**WHAT THE EXERCISE ASKS**
Pick out each line below containing "background".

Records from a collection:
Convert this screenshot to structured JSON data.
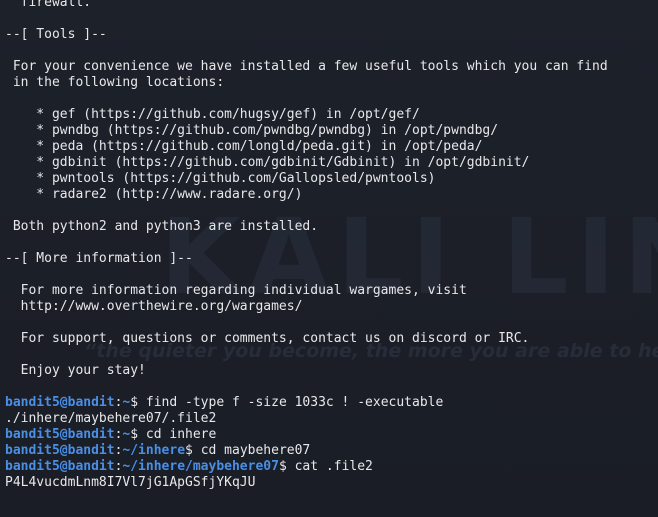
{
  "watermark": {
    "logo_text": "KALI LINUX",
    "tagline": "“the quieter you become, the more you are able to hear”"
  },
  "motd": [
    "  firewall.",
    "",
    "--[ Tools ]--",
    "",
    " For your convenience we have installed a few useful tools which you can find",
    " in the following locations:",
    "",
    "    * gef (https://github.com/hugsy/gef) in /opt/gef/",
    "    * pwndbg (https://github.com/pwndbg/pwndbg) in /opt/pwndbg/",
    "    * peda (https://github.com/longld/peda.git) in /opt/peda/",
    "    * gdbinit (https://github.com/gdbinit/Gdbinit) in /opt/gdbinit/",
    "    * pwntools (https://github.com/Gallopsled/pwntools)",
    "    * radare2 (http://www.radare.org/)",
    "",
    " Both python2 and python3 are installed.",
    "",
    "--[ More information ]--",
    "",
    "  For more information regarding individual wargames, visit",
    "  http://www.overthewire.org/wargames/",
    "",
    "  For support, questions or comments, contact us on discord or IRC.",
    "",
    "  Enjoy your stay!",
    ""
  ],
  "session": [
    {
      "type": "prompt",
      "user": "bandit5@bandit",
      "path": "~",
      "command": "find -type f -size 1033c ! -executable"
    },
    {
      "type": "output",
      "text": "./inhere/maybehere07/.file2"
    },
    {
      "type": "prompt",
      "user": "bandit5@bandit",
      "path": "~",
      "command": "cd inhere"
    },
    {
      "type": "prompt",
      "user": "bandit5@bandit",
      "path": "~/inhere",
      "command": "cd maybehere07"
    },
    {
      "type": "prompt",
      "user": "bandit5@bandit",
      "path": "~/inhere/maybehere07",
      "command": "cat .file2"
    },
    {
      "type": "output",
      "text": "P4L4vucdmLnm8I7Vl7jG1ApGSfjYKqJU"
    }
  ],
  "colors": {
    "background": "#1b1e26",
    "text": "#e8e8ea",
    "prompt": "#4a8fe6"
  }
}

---

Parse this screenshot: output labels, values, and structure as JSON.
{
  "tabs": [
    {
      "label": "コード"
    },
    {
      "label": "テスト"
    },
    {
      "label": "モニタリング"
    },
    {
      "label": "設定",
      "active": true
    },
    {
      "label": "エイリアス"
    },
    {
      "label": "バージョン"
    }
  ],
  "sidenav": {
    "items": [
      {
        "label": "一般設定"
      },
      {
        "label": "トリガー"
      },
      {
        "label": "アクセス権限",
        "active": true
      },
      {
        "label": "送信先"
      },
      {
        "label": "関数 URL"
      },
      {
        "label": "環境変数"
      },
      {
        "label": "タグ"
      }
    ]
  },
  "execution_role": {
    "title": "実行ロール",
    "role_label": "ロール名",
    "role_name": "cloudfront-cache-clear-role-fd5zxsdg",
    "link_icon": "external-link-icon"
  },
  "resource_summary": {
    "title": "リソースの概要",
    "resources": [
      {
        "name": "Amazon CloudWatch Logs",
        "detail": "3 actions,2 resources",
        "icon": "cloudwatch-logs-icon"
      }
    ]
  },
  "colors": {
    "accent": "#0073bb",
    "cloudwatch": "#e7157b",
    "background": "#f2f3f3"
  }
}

**EXPECTED OUTPUT**
    "background": "#1b1e26",
    "background": "#f2f3f3"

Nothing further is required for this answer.